Your speech focusing on Shakespeare's plays As You Like It and Cymbeline offer you a number of interesting opportunities for a comparison study. Firstly, you could examine the notion of hidden identities, in particular the notion of a woman taking on a false identity as a man. Another idea to...
Your speech focusing on Shakespeare's plays As You Like It and Cymbeline offer you a number of interesting opportunities for a comparison study. Firstly, you could examine the notion of hidden identities, in particular the notion of a woman taking on a false identity as a man. Another idea to consider is that of the parallels of pastoral tradition that exist in the plays and the theme of innocence as it relates to the pastoral tradition. A third possibility involves social commentary and critique, both of which are observable in As You Like It and Cymbeline.
An examination of hidden identities would allow you to compare and contrast the decisions of Rosaline and Imogen to take on the likeness of a man. In As You Like It, Rosalind is banished by her uncle, so she leaves only to encounter her beloved while disguised as a man in the Forest of Arden, while Imogen, daughter of King Cymbeline, disguises herself as a male figure named Fidele. This topic offers you a chance to explore topics around gender studies, patriarchy, and identity.

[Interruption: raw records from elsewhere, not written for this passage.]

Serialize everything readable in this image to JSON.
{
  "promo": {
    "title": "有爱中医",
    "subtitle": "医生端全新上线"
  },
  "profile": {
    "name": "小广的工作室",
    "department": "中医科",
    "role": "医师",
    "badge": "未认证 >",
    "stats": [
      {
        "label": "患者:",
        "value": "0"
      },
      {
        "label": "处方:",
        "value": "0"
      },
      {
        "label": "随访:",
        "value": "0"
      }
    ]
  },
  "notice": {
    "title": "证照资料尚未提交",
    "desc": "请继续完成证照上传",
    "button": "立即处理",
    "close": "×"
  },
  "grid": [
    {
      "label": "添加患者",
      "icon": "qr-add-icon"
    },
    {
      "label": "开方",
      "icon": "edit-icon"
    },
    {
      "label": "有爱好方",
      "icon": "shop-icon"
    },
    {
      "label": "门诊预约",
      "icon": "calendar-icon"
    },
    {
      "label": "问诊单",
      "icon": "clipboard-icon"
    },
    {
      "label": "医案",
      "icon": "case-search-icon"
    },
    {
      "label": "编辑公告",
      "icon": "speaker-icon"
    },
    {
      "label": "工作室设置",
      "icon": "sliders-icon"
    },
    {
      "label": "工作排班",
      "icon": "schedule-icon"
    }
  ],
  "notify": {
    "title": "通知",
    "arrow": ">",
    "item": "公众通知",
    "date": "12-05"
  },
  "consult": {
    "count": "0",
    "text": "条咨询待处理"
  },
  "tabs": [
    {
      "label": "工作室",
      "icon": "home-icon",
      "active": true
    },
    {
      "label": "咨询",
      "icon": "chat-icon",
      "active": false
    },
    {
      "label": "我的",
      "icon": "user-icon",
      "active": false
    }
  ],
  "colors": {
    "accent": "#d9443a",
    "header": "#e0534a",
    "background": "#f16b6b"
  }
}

A speech focused on the pastoral tradition in each play might involve a close study of the connection between the countryside and innocence. As mentioned above, Rosalind is rejected by the court thanks to her villainous uncle, but she finds freedom in the Forest of Arden. Imogen flees to Milford Haven, in Wales, to escape the consequences of being falsely accused of infidelity. This topic can be related to the next one, as the authenticity and truth represented by the countryside could be a comment on the duplicity of city life, as represented by the court.
Finally, comparing the messages of each play in terms of Shakespeare's social commentary and critique of various societal habits could be a rewarding exercise. In both plays, family members betray each other and social class interferes with genuine connection between characters. A close look at the messages hidden in the art might reveal more similarities than differences from that point of view.